Tipping Points: When Occasional Help Becomes Full-Time Caregiving

The path to full-time caregiving is often gradual. It starts with occasional help and slowly becomes a full schedule of both day-to-day tasks and complex medical management. Often, a specific addition to the care plan or a significant event can make the situation unmanageable for a family caregiver. At this point, it may become necessary to hire a full-time caregiver.

Sometimes, physical challenges require more, possibly full-time, care. For example, a decline in mobility or the development of incontinence are often impossible for a family caregiver to manage fully.

Safety issues may also require more intensive care for a loved one. Older patients, especially those with perceptual or cognitive issues, are at a high risk of falls, which must be rigorously prevented. Wandering is a common problem among Alzheimer’s patients, who require careful monitoring.

Behavioral changes can be among the most disheartening changes. An Alzheimer’s patient may become aggressive and paranoid, or a stroke patient may become unable to communicate with others. Depending on the severity of the behavioral problem, it may be necessary to bring in professional help.
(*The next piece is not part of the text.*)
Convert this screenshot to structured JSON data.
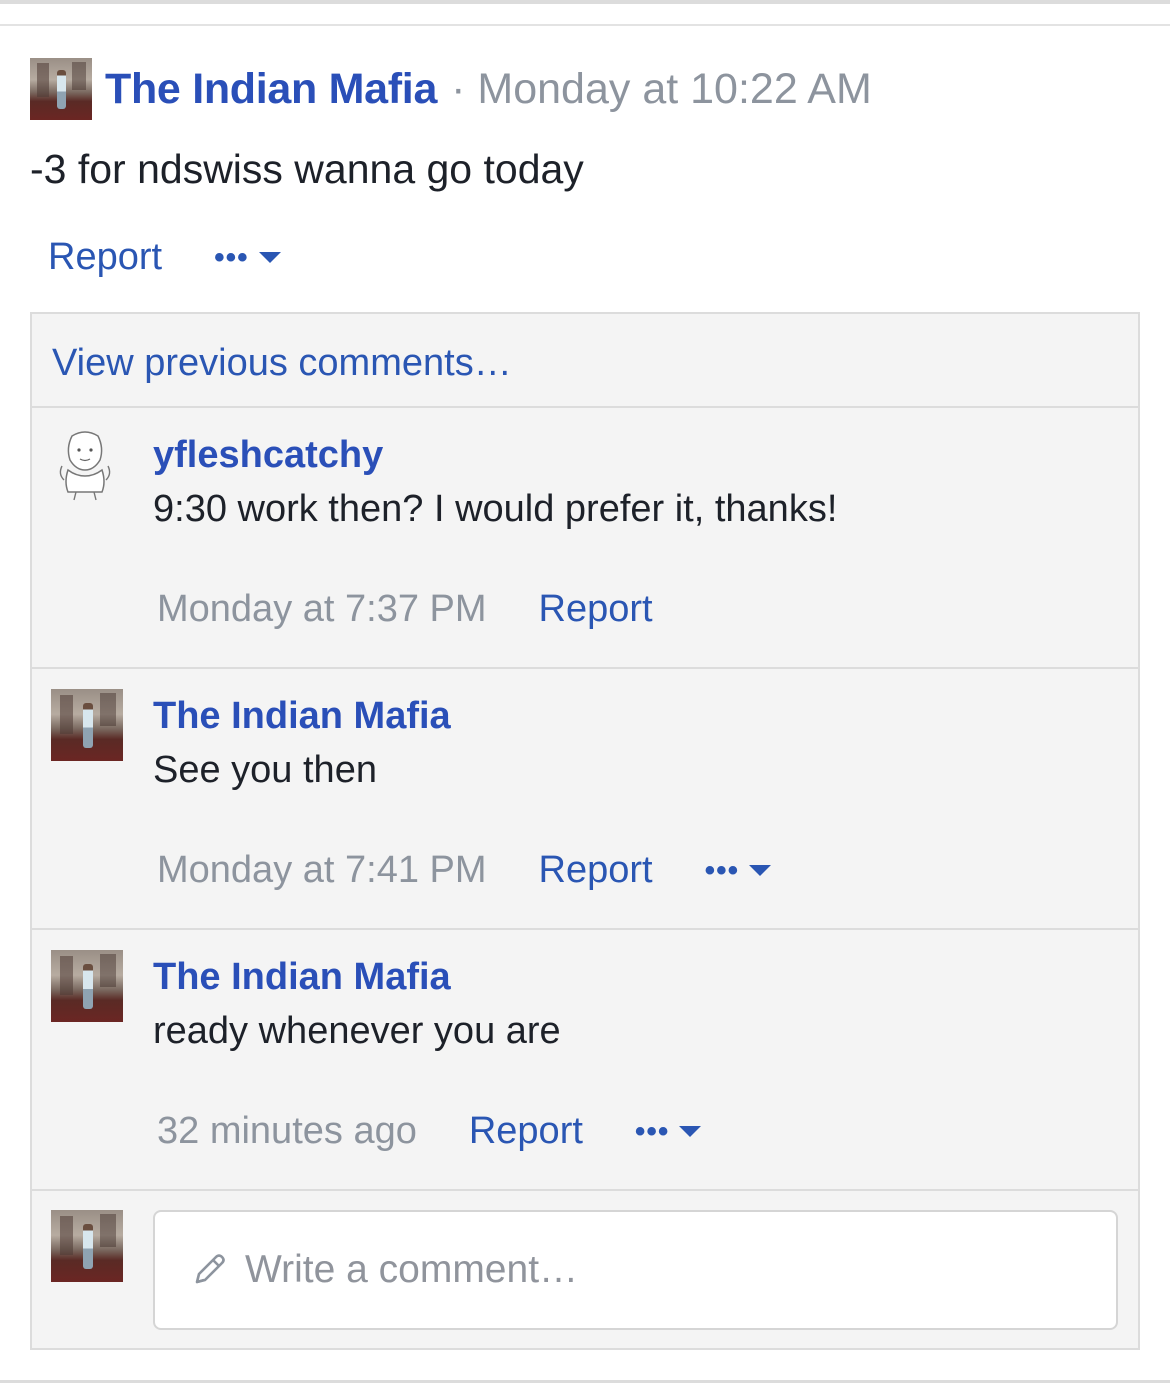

To contact an estate planning lawyer at Hook Law Center, call 757-399-7506.